# [WORK TO BE COMPLETED]
Which lines have the string "USDT"? Copy all of them from the entries below.

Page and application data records
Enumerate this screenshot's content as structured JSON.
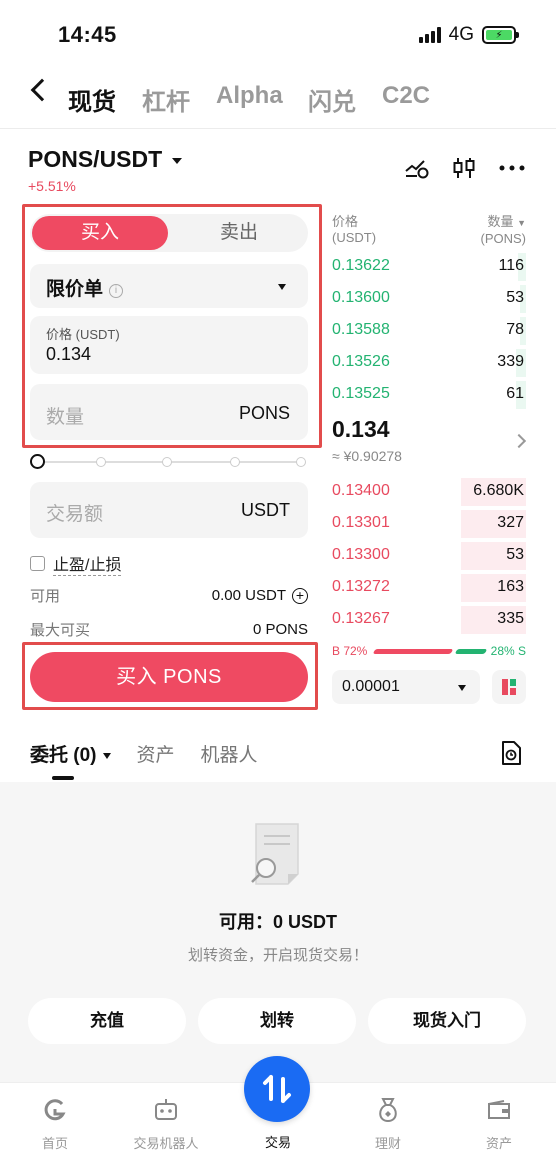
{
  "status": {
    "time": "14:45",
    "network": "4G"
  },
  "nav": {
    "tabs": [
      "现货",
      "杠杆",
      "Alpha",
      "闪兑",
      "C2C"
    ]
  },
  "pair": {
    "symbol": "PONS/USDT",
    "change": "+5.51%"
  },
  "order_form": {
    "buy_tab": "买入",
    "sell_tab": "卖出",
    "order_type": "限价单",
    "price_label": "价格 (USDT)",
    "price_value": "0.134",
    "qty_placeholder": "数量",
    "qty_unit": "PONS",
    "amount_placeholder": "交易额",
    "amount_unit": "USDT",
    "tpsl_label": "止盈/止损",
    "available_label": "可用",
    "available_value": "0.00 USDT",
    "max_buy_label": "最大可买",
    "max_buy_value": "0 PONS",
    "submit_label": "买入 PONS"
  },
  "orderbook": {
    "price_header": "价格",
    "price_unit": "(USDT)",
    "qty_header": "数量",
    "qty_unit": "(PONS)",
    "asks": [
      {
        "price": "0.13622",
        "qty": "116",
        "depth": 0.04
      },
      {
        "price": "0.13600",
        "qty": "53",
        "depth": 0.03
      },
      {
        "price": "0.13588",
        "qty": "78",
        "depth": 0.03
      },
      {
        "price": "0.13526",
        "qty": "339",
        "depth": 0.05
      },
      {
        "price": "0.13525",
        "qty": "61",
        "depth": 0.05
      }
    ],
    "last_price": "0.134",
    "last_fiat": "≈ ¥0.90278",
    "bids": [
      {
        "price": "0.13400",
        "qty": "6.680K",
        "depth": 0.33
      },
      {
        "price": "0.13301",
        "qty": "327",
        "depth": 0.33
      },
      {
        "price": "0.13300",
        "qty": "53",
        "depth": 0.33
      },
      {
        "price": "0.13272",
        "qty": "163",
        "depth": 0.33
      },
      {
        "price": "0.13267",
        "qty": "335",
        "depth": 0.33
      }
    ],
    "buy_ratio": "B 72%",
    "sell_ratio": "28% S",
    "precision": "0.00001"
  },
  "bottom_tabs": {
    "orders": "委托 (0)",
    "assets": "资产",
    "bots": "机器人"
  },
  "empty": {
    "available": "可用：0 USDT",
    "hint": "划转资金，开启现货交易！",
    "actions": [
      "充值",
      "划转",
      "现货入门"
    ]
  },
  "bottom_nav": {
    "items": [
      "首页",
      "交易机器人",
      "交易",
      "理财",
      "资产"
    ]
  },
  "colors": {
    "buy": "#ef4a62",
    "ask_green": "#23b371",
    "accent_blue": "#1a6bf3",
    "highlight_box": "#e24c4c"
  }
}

# [RESULT BELOW]
    "symbol": "PONS/USDT",
    "price_label": "价格 (USDT)",
    "amount_unit": "USDT",
    "available_value": "0.00 USDT",
    "price_unit": "(USDT)",
    "available": "可用：0 USDT",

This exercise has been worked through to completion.